Today the world calls us whores, immoral mothers, welfare cheats, and b*tches, and we believe them Our children gang up on us on the world stage in discordant rap sounds of bitches, whores and bad mamas. Even our daughters tell us in monolithic fire spitting words that to be a black woman is to be crazy or in far too many instances unloving authoritarians. In many ways, the culture of whiteness diminishes our images in their eyes. We are no longer for each other a family and a resource.
And, we weep for our lost children whom we feel that we can no longer protect in a capitalist technocracy that reduces their lives to unessential waste. How do we help them find the meaning of their individual and collective lives under this weight? As a matter of fact, how do we find meaning in our own lives?
Can we collectively find the will, vitality, hope, courage and reason that led Black women to declare in 1915 that they could carry their “burdens in the heat of the day?” We are here today because they did! This is not to say that they were perfect and unbruised by the blows both inside our community and in the nation. Yet, Mamie Garvin Fields captured the vitality of their daring and their spirits when she concluded that everywhere she looked in the Black community there was something to do. She saw our collective condition in 1915 not only as a burden but as an opportunity to play a major role in shaping the American project of democracy and community building.
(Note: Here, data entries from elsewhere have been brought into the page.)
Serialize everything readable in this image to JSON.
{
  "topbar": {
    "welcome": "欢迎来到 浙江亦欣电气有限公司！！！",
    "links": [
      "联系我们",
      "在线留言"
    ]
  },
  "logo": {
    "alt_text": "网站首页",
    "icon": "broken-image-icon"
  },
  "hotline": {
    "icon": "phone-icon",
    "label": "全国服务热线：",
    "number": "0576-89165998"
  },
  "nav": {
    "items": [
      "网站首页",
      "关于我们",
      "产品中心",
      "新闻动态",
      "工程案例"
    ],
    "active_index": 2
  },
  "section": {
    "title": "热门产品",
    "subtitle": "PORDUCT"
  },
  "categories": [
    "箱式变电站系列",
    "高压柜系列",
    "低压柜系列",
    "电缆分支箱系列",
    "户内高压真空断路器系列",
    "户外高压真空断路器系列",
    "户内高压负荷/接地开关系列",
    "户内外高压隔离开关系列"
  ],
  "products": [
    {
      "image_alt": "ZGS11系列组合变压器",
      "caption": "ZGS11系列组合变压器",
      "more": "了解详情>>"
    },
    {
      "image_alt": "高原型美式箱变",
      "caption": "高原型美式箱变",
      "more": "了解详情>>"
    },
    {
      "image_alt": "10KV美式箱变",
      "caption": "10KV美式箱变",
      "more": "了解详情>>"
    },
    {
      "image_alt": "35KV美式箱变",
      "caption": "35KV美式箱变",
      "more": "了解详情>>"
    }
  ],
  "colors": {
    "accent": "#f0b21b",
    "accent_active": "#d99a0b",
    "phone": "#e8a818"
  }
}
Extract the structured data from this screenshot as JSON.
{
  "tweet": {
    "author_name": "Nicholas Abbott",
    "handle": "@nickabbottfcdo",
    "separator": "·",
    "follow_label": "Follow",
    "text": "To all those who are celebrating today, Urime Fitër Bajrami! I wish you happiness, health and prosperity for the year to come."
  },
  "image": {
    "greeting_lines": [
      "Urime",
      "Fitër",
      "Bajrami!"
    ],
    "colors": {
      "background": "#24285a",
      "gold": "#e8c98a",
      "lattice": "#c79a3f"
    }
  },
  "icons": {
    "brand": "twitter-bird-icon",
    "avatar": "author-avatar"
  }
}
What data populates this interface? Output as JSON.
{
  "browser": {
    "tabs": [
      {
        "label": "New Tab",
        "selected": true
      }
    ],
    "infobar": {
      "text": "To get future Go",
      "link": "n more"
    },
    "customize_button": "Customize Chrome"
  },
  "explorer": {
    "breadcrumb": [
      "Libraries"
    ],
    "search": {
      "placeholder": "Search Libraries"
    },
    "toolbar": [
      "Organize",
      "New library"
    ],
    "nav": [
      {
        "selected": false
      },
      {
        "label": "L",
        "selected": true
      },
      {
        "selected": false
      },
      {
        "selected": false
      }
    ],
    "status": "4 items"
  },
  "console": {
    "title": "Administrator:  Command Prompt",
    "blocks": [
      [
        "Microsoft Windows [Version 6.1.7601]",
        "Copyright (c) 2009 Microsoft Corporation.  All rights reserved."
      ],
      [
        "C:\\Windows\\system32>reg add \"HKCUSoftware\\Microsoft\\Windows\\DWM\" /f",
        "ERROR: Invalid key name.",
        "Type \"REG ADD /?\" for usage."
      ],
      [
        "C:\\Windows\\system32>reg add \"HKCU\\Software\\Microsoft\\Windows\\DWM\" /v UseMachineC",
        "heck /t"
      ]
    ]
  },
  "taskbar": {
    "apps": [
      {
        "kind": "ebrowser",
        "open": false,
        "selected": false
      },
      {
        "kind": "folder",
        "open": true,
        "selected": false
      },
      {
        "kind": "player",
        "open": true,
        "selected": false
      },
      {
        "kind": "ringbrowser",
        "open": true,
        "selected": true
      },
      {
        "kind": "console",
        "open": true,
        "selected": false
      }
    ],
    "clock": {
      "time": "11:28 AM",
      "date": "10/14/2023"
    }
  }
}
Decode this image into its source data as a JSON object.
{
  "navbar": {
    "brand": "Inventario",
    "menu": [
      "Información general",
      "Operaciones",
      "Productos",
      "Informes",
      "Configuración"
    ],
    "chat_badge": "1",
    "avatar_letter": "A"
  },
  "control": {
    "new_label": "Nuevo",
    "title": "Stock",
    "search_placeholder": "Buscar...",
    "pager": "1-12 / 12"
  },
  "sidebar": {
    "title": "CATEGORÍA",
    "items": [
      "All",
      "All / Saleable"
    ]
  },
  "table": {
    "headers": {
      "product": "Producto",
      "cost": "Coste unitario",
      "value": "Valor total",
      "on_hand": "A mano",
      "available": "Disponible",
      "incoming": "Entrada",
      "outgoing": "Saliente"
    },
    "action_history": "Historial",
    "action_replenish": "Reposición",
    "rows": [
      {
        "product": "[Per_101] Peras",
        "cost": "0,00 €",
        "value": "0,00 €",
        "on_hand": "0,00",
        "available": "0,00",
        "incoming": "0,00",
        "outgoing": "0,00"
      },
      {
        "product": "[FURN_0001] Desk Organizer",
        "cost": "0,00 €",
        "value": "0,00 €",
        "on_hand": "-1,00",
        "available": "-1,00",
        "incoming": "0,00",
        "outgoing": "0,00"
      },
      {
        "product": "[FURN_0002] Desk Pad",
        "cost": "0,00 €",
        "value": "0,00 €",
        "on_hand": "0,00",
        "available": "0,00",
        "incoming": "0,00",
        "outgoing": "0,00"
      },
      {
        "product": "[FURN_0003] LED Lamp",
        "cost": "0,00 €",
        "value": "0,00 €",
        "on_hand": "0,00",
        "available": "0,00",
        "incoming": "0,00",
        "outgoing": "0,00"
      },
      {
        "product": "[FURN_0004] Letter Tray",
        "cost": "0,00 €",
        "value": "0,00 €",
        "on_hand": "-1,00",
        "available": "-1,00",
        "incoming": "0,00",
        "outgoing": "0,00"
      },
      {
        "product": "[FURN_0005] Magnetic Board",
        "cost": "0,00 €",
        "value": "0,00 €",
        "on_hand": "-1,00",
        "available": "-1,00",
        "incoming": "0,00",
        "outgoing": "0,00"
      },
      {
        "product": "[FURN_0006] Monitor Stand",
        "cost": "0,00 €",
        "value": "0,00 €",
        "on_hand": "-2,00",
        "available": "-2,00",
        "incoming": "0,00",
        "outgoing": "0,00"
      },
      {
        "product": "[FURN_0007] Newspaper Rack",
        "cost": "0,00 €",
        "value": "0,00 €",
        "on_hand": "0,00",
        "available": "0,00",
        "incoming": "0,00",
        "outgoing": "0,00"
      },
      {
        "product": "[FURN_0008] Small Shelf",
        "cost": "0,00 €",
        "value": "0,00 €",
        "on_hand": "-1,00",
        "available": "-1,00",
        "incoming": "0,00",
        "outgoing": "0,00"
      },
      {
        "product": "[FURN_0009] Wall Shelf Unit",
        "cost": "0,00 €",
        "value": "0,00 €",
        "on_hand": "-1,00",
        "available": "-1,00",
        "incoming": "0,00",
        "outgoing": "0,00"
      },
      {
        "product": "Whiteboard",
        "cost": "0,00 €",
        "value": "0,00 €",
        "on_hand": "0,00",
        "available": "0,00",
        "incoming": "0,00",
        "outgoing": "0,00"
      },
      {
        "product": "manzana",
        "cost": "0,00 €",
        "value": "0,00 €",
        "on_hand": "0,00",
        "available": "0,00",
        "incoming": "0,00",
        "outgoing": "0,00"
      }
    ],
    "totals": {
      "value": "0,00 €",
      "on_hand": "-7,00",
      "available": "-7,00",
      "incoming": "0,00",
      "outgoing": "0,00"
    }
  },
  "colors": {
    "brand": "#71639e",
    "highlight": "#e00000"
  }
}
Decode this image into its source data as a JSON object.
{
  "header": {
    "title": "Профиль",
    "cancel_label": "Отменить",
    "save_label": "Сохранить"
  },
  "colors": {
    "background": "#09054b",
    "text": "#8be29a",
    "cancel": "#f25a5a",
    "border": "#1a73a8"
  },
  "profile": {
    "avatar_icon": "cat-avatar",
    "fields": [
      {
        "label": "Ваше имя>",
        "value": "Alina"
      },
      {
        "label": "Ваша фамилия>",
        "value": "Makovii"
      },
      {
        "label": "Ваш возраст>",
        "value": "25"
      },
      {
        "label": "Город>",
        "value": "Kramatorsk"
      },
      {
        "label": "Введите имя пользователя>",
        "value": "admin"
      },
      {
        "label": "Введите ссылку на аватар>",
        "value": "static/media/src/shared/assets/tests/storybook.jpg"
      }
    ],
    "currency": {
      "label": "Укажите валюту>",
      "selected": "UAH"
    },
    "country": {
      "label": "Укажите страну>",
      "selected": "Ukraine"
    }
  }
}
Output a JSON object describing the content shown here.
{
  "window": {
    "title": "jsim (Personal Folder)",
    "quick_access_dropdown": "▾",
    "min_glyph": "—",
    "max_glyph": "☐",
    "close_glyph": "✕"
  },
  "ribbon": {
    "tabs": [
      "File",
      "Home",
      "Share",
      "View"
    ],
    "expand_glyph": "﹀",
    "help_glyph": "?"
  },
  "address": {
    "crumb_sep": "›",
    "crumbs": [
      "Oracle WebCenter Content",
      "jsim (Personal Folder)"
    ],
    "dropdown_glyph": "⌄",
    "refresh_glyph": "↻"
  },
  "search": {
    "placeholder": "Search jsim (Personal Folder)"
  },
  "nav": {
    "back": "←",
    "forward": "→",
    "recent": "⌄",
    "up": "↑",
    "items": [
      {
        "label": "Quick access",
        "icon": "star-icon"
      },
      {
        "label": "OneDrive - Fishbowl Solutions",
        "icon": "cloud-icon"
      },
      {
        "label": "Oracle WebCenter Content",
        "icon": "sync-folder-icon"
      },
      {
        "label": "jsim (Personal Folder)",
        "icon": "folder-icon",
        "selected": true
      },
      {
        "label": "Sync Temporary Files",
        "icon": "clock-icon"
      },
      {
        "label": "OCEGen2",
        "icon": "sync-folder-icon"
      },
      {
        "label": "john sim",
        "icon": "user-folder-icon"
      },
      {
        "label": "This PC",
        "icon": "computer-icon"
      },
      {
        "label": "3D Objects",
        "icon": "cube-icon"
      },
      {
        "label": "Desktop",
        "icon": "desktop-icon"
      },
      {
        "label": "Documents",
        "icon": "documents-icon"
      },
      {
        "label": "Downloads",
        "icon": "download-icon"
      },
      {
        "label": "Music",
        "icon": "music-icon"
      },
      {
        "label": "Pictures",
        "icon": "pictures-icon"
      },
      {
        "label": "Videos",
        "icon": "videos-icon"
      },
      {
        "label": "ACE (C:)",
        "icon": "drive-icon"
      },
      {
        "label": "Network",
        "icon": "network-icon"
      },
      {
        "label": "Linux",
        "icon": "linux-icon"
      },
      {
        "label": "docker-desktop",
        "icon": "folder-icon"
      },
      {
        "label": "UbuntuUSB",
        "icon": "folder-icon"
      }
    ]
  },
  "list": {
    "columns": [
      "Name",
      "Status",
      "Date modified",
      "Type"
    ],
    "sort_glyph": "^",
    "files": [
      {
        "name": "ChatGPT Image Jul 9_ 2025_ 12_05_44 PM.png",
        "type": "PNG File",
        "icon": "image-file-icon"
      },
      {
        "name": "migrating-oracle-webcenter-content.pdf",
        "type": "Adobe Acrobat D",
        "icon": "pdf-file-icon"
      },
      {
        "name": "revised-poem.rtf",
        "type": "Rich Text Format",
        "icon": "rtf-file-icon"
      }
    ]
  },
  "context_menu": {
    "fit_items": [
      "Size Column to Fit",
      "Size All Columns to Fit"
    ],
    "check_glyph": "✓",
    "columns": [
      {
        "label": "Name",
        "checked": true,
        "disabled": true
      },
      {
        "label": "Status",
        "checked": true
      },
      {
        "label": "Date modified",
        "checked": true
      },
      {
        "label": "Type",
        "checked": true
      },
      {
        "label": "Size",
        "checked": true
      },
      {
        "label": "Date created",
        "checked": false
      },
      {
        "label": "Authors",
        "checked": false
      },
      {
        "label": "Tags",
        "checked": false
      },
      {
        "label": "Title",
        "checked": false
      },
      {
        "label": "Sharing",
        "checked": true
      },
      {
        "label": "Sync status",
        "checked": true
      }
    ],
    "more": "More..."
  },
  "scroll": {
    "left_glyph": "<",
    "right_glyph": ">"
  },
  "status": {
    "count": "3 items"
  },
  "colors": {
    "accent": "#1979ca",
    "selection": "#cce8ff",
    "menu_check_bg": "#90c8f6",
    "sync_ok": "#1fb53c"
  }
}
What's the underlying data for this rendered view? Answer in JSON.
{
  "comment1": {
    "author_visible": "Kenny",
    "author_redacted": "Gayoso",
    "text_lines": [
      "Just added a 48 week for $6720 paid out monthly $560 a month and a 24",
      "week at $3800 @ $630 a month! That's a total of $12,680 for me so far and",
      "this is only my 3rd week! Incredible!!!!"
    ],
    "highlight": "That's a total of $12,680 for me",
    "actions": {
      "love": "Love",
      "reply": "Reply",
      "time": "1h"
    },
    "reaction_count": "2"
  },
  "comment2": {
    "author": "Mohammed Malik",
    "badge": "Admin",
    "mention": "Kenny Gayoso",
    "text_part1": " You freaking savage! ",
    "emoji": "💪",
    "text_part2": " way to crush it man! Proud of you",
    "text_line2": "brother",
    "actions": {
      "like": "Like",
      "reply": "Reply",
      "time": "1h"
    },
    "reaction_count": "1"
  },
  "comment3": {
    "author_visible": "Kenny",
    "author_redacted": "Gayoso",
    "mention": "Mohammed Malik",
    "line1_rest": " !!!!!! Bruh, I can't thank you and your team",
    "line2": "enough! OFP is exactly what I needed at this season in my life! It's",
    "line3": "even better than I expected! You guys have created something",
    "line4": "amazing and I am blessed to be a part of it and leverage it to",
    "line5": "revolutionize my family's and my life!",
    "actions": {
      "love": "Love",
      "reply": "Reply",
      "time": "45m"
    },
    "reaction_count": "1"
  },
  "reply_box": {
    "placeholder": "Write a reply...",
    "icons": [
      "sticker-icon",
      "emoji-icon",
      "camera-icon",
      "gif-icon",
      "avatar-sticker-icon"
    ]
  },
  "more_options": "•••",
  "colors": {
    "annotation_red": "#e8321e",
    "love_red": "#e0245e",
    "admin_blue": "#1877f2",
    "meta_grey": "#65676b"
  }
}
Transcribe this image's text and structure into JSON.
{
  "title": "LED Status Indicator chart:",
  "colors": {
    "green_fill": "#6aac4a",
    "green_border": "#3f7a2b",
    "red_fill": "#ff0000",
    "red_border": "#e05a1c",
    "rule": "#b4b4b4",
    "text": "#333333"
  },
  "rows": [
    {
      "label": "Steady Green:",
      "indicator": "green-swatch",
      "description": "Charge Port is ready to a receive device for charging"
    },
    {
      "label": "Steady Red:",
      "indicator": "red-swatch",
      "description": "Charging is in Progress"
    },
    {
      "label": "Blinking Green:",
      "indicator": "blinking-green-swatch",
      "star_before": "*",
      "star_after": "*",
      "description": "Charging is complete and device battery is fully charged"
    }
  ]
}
As Black women, we still must work “in the heat of the day.” For the community of grieving Black women, we do not stand without tools and examples. There is a balm” in our legacy that will offer comfort in this mean and unjust world. If only we will recover, renew and expand this tradition? Who will “join this standing up?”
© Ruby Sales, New York, April 11, 2008